Praying for a Service
Before each service some of us pray together for every aspect of the service and the areas of ministry throughout the building (those leading, volunteers, those coming for the first or seventieth time, and for the community of Milford).
The focus of intercessory prayer is on a broad range of needs from individual requests to the vision God has given OPC|M through the following ways:
This is an opportunity for people to respond after the service by sharing requests for which they would like someone to pray with them about. This also provides an opportunity to connect people with pastoral care and life-giving discipling relationships.

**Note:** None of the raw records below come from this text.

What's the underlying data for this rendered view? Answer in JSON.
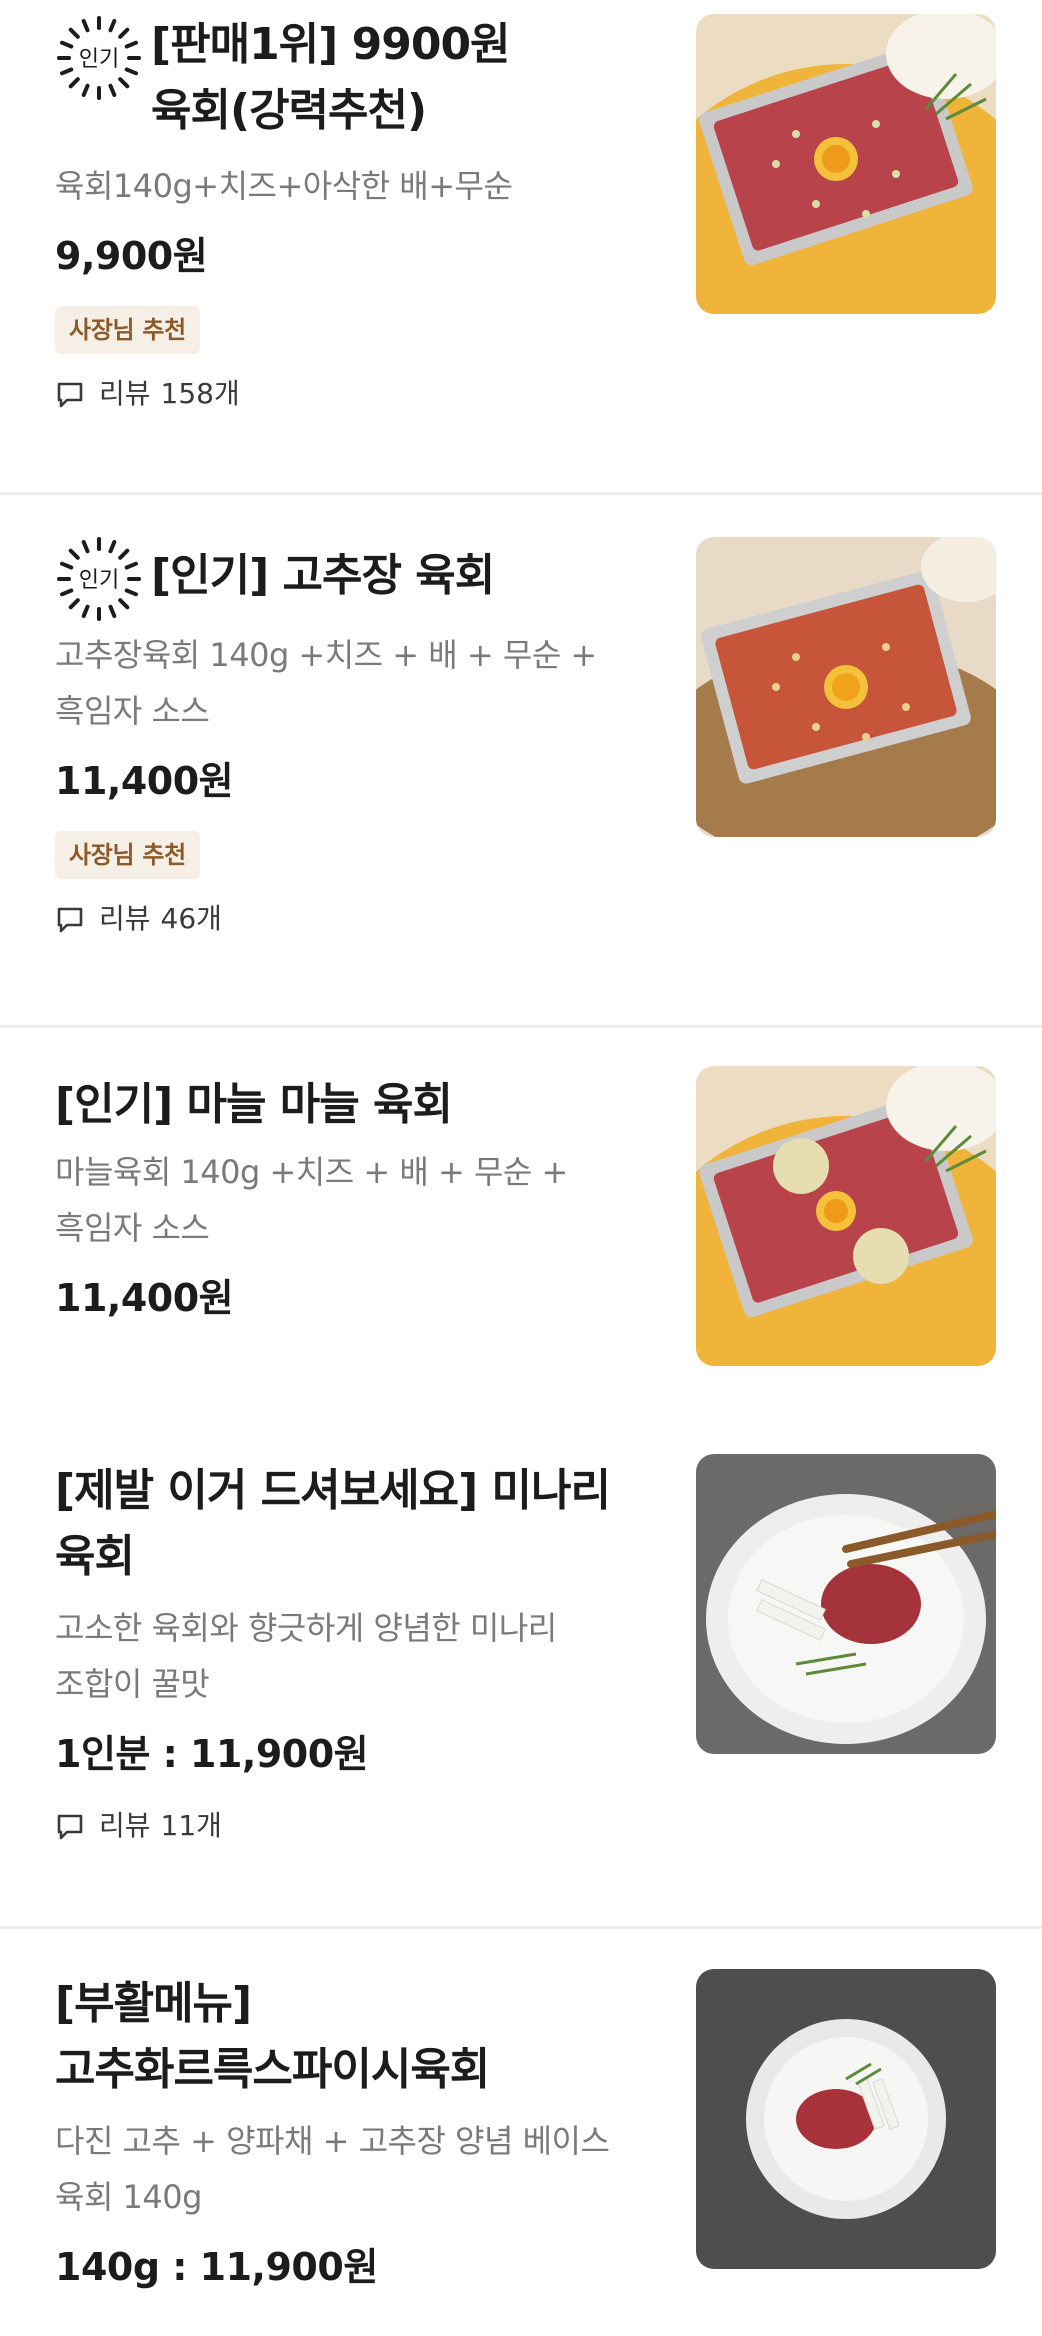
{
  "menu": {
    "items": [
      {
        "badge": "인기",
        "title": "[판매1위] 9900원\n육회(강력추천)",
        "desc": "육회140g+치즈+아삭한 배+무순",
        "price": "9,900원",
        "tag": "사장님 추천",
        "review_label": "리뷰",
        "review_count": "158개",
        "image": "yukhoe-egg-tray"
      },
      {
        "badge": "인기",
        "title": "[인기] 고추장 육회",
        "desc": "고추장육회 140g  +치즈 +  배 + 무순 +\n흑임자 소스",
        "price": "11,400원",
        "tag": "사장님 추천",
        "review_label": "리뷰",
        "review_count": "46개",
        "image": "gochujang-yukhoe-tray"
      },
      {
        "title": "[인기] 마늘 마늘 육회",
        "desc": "마늘육회 140g  +치즈 +  배 + 무순 +\n흑임자 소스",
        "price": "11,400원",
        "image": "garlic-yukhoe-tray"
      },
      {
        "title": "[제발 이거 드셔보세요] 미나리\n육회",
        "desc": "고소한 육회와 향긋하게 양념한 미나리\n조합이 꿀맛",
        "price": "1인분 : 11,900원",
        "review_label": "리뷰",
        "review_count": "11개",
        "image": "minari-yukhoe-plate"
      },
      {
        "title": "[부활메뉴]\n고추화르륵스파이시육회",
        "desc": "다진 고추 + 양파채 + 고추장 양념 베이스\n육회 140g",
        "price": "140g : 11,900원",
        "image": "spicy-yukhoe-plate"
      }
    ]
  },
  "colors": {
    "title": "#1c1c1c",
    "desc": "#7a7a7a",
    "tag_bg": "#f6efe6",
    "tag_text": "#8a5a2b",
    "divider": "#eeeeee"
  },
  "icons": {
    "badge": "popular-sunburst-icon",
    "review": "speech-bubble-icon"
  }
}
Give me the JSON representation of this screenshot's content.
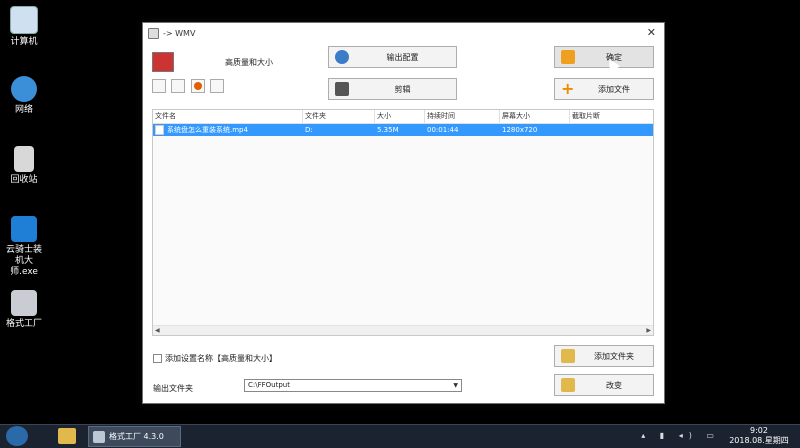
{
  "desktop": {
    "icons": [
      {
        "label": "计算机",
        "icon": "computer-icon",
        "color": "#cfe0f0"
      },
      {
        "label": "网络",
        "icon": "network-icon",
        "color": "#3a8fd8"
      },
      {
        "label": "回收站",
        "icon": "recycle-bin-icon",
        "color": "#d8d8d8"
      },
      {
        "label": "云骑士装机大师.exe",
        "icon": "yunqishi-icon",
        "color": "#1f7fd6"
      },
      {
        "label": "格式工厂",
        "icon": "format-factory-icon",
        "color": "#c9ccd3"
      }
    ]
  },
  "dialog": {
    "title": "-> WMV",
    "preset_label": "高质量和大小",
    "buttons": {
      "output_config": "输出配置",
      "clip": "剪辑",
      "ok": "确定",
      "add_file": "添加文件",
      "add_folder": "添加文件夹",
      "change": "改变"
    },
    "table": {
      "columns": [
        "文件名",
        "文件夹",
        "大小",
        "持续时间",
        "屏幕大小",
        "截取片断"
      ],
      "rows": [
        {
          "filename": "系统盘怎么重装系统.mp4",
          "folder": "D:",
          "size": "5.35M",
          "duration": "00:01:44",
          "screen": "1280x720",
          "clip": ""
        }
      ]
    },
    "checkbox_label": "添加设置名称【高质量和大小】",
    "output_folder_label": "输出文件夹",
    "output_folder_value": "C:\\FFOutput"
  },
  "taskbar": {
    "app_label": "格式工厂 4.3.0",
    "time": "9:02",
    "date": "2018.08.星期四"
  }
}
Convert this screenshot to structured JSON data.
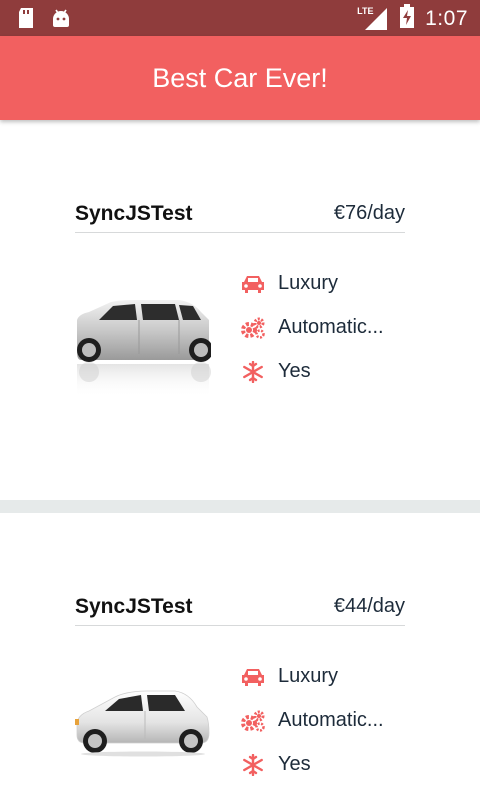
{
  "status_bar": {
    "time": "1:07",
    "network": "LTE"
  },
  "app_bar": {
    "title": "Best Car Ever!",
    "color": "#f26060"
  },
  "accent_color": "#f26060",
  "cars": [
    {
      "name": "SyncJSTest",
      "price": "€76/day",
      "features": [
        {
          "icon": "car-icon",
          "text": "Luxury"
        },
        {
          "icon": "gears-icon",
          "text": "Automatic..."
        },
        {
          "icon": "snowflake-icon",
          "text": "Yes"
        }
      ]
    },
    {
      "name": "SyncJSTest",
      "price": "€44/day",
      "features": [
        {
          "icon": "car-icon",
          "text": "Luxury"
        },
        {
          "icon": "gears-icon",
          "text": "Automatic..."
        },
        {
          "icon": "snowflake-icon",
          "text": "Yes"
        }
      ]
    }
  ]
}
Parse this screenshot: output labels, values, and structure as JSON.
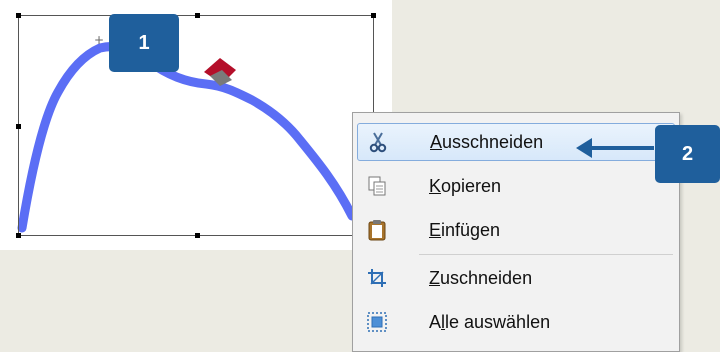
{
  "callouts": {
    "first": "1",
    "second": "2"
  },
  "context_menu": {
    "items": [
      {
        "label": "Ausschneiden",
        "accel": "A",
        "icon": "scissors-icon",
        "highlighted": true
      },
      {
        "label": "Kopieren",
        "accel": "K",
        "icon": "copy-icon",
        "highlighted": false
      },
      {
        "label": "Einfügen",
        "accel": "E",
        "icon": "paste-icon",
        "highlighted": false
      },
      {
        "label": "Zuschneiden",
        "accel": "Z",
        "icon": "crop-icon",
        "highlighted": false
      },
      {
        "label": "Alle auswählen",
        "accel": "l",
        "icon": "select-all-icon",
        "highlighted": false
      }
    ]
  },
  "colors": {
    "callout": "#1f5f9c",
    "stroke": "#5b6ef5",
    "highlight": "#d7e8fa"
  }
}
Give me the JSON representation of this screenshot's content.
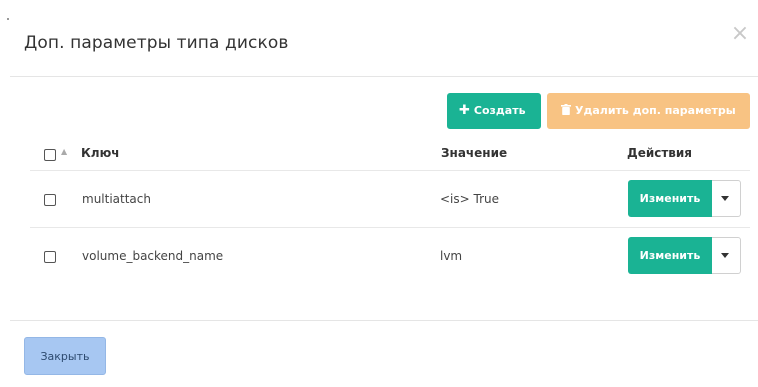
{
  "dialog": {
    "title": "Доп. параметры типа дисков",
    "close_symbol": "×"
  },
  "toolbar": {
    "create_label": "Создать",
    "create_icon": "plus-icon",
    "delete_label": "Удалить доп. параметры",
    "delete_icon": "trash-icon"
  },
  "table": {
    "columns": [
      "Ключ",
      "Значение",
      "Действия"
    ],
    "rows": [
      {
        "key": "multiattach",
        "value": "<is> True",
        "action_label": "Изменить"
      },
      {
        "key": "volume_backend_name",
        "value": "lvm",
        "action_label": "Изменить"
      }
    ]
  },
  "footer": {
    "close_label": "Закрыть"
  },
  "colors": {
    "primary": "#1ab394",
    "danger_disabled": "#f8c383",
    "close_button": "#a7c7f2"
  }
}
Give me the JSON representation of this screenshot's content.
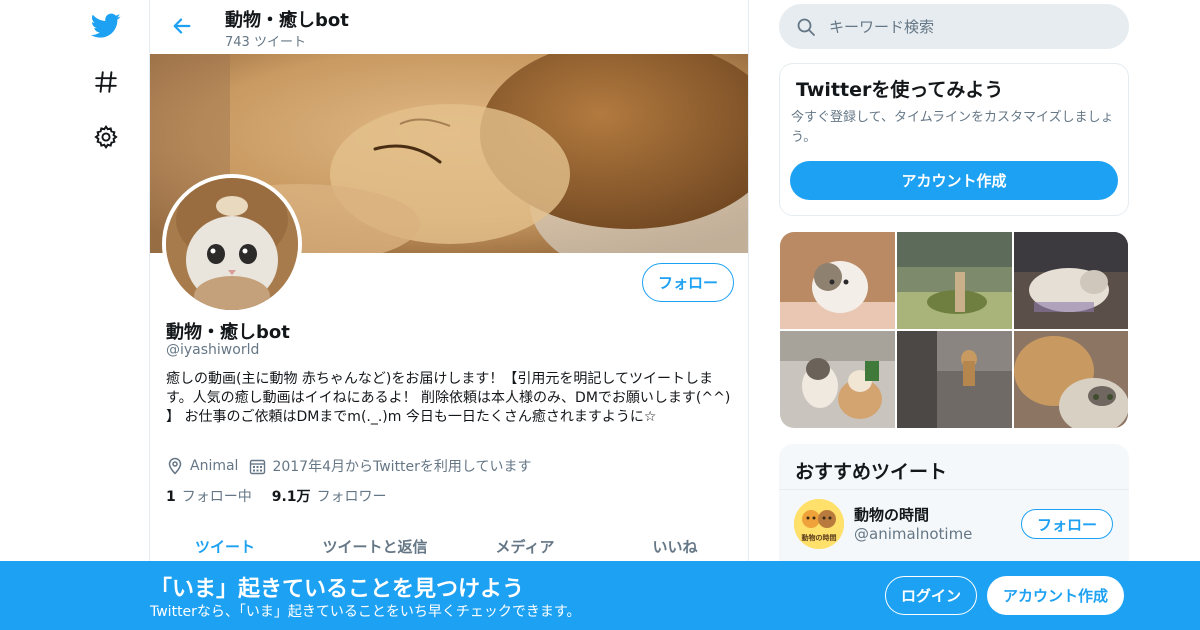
{
  "colors": {
    "brand": "#1da1f2",
    "text_primary": "#14171a",
    "text_secondary": "#657786",
    "border": "#e6ecf0"
  },
  "nav": {
    "icons": [
      "twitter-bird-icon",
      "hashtag-explore-icon",
      "gear-settings-icon"
    ]
  },
  "header": {
    "title": "動物・癒しbot",
    "tweet_count": "743 ツイート"
  },
  "profile": {
    "name": "動物・癒しbot",
    "handle": "@iyashiworld",
    "follow_label": "フォロー",
    "bio": "癒しの動画(主に動物 赤ちゃんなど)をお届けします！【引用元を明記してツイートします。人気の癒し動画はイイねにあるよ！ 削除依頼は本人様のみ、DMでお願いします(^^) 】 お仕事のご依頼はDMまでm(._.)m 今日も一日たくさん癒されますように☆",
    "location": "Animal",
    "joined": "2017年4月からTwitterを利用しています",
    "following_count": "1",
    "following_label": "フォロー中",
    "followers_count": "9.1万",
    "followers_label": "フォロワー",
    "banner_image": "golden retriever puppy sleeping",
    "avatar_image": "kitten wearing bear hood"
  },
  "tabs": [
    {
      "label": "ツイート",
      "active": true
    },
    {
      "label": "ツイートと返信",
      "active": false
    },
    {
      "label": "メディア",
      "active": false
    },
    {
      "label": "いいね",
      "active": false
    }
  ],
  "search": {
    "placeholder": "キーワード検索"
  },
  "signup_card": {
    "title": "Twitterを使ってみよう",
    "description": "今すぐ登録して、タイムラインをカスタマイズしましょう。",
    "button_label": "アカウント作成"
  },
  "media_grid": {
    "items": [
      "cat sitting",
      "outdoor play area",
      "cat lying",
      "cats playing",
      "dog in hallway",
      "dog and cat"
    ]
  },
  "recommended": {
    "title": "おすすめツイート",
    "account_name": "動物の時間",
    "account_handle": "@animalnotime",
    "follow_label": "フォロー",
    "avatar_text": "動物の時間"
  },
  "bottom_bar": {
    "title": "「いま」起きていることを見つけよう",
    "subtitle": "Twitterなら、「いま」起きていることをいち早くチェックできます。",
    "login_label": "ログイン",
    "signup_label": "アカウント作成"
  }
}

We will pair intercessors with the pastoral/ministry staff and within intercessory prayer groups that will receive any prayer requests that the church receives. The purpose will be to engage in committed, intentional daily prayer for those in pastoral/ministry staff roles and to pray for other requests as they are made known.
Nights of Prayer
This is our monthly meeting where we spend time together with God through prayer (adoration, repentance, gospel thanks, and aspiration) and focusing on the priorities and needs of God’s Kingdom: God’s presence and glory being shown in our homes, work, community, and world.
Resources for Prayer
There are many forms of prayer that Christians have found beneficial throughout the centuries. The forms below stand out both for their simplicity and connection to Scripture.
Praying with Scripture
This emphasizes rooting our prayer life in God’s word. God comes and speaks to us through his word and guides us by his Spirit, exposing the desires of our hearts, those rooted in truth and the flawed ones too.
We believe that prayer shaped by God’s word is our starting place for helping us to understand our past and present experiences in the light of the gospel. Christians throughout the centuries have come to the scriptures in this way: learning how to imitate and respond to God’s words to us, allowing scripture to reorder, revise, and edit our hearts and responses to the circumstances and sorrows that beset us. We encourage groups and individuals to use this form to spend time together meditating on and praying through Scripture as a means of transformation.
Prayer is dialogue. Prayer, as has been said, is taking up the other side of a conversation that God has already started with us as he speaks through Scripture. Conversational prayer, then, is a way of participating in this dialogue with God alongside others. As we do so, we invite and expect the Holy Spirit to be present with us: guiding and edifying the prayers of the group.
We encourage Discipleship and Life Groups to utilize this form of prayer.
Christians have used various forms of devotional prayer through the centuries. Luther offers us his simple way to pray. Whereas the prayer of examen and discernment methods focus on the seeing our experiences and inner life through the lens of the gospel. Finally, liturgical prayer* may be of help as those who have gone before become guides in our own prayer. Recommended resources include: The Valley of Vision, Augustine’s Confessions, Book of Common Prayer (BCP) by Thomas Cranmer (a 16th century English reformer).
We encourage Discipleship and Life Groups to utilize these forms of prayer.
Want more information? Contact Micah! P: 248.685.3560 E: firstname.lastname@example.org